If, however, the defendant proves by a preponderance of the evidence that (1) the plaintiff did not actually rely on the integrity of the market or (2) the alleged misrepresentation or omission did not affect the market price of the security, then the defendant has rebutted any presumption that the plaintiff relied on the market. In that event, the plaintiff must then prove that [he] [she] [it] justifiably relied directly on the alleged misrepresentation or omission.


Use this instruction when a theory of fraud on the market is involved. See Simpson v. AOL Time Warner, Inc., 452 F.3d 1040, 1051 (9th Cir.2006) (the fraud-on-the-market theory applies to all three classes of Rule 10b-5: (1) scheme to defraud, (2) misrepresentation or omission, and (3) fraudulent course of business)), petition for cert. filed, 75 USLW 3236 (Oct. 19, 2006) (No. 06-560). That theory is based on the premise that when persons buy or sell publicly-traded shares, they rely on the marketplace to assure the integrity of the price, to the extent that price is a consideration in their decision. Basic, Inc. v. Levinson, 485 U.S. 224, 245–49 (1988). In such circumstances, the law presumes that the market itself has factored in relevant information and the plaintiff need not prove that he or she individually or the class of purchasers whom the plaintiff seeks to represent relied on the statements or omissions on which the action is based. In re Convergent Technologies Sec.Litig., 948 F.2d 507, 512 n.2 (9th Cir.1991) (in a fraud-on-the-market case, the plaintiff need not show actual reliance on any misrepresentation or omission; instead the plaintiff must show reliance on the integrity of the price established by the market, which was in turn influenced by the misleading information or the omission of information). However, the defendant may rebut evidence giving rise to the presumption of reliance.
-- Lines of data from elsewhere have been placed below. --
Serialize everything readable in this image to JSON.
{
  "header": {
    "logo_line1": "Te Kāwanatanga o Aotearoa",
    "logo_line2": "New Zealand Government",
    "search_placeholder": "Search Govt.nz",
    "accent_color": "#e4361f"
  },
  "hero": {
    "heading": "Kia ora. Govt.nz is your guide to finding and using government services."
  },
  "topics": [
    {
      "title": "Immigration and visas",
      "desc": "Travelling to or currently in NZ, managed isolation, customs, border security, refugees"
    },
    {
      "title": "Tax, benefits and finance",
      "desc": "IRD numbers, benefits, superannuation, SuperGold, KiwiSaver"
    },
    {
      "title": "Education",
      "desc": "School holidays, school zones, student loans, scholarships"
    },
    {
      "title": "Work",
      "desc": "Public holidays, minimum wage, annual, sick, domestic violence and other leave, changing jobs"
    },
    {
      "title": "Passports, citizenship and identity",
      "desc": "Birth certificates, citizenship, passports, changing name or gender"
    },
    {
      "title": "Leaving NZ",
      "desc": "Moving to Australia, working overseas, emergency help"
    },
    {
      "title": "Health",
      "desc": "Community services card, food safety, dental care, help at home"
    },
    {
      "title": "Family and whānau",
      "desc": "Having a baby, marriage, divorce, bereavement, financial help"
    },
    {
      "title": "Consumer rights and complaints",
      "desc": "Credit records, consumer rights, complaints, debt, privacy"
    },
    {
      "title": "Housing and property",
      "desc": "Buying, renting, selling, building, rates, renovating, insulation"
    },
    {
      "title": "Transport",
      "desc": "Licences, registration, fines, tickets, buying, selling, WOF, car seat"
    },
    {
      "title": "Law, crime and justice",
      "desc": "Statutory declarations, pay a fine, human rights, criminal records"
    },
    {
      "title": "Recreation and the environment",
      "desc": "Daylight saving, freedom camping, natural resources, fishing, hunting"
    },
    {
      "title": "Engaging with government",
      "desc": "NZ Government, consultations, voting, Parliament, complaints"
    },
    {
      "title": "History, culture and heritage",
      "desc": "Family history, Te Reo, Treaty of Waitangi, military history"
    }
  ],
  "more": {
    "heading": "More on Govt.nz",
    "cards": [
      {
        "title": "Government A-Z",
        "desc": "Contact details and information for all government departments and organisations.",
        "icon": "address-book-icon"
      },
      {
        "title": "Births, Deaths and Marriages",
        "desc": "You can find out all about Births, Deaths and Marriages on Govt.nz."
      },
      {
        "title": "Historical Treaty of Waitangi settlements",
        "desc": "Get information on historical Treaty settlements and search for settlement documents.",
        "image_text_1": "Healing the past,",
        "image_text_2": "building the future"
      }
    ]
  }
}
In re Apple Sec. Litig., 886 F.2d 1109, 1115 (9th Cir.1989), cert. denied, 496 U.S. 943 (1990). The defendant may do so in a variety of ways too numerous to list here, and always dependent on the facts of the given case. In general, however, to rebut the presumption of reliance the defendant must show that there was no link between the plaintiff’s decision to trade at a fair market price and the alleged misrepresentation or omission. See Basic, Inc., 485 U.S. at 248. See also Kaplan v. Rose, 49 F.3d 1363, 1376 (9th Cir.1994) (presumption can be rebutted by showing that information tending to refute the misrepresentation had entered market through other channels), cert. denied, 516 U.S. 810 (1995). But even if some information was "out there," corporate insiders "are not relieved of their duty to disclose material information where the information has received only brief mention in a few poorly-circulated, lightly-regarded publications." In re Apple Computer Securities Litig., 886 F.2d at 1116.

If the jury finds in a fraud-on-the-market case that the defendant rebutted the presumption of reliance, use Instruction 18.4 (Securities—Justifiable RelianceGenerally) to instruct the jury on what the plaintiff must prove.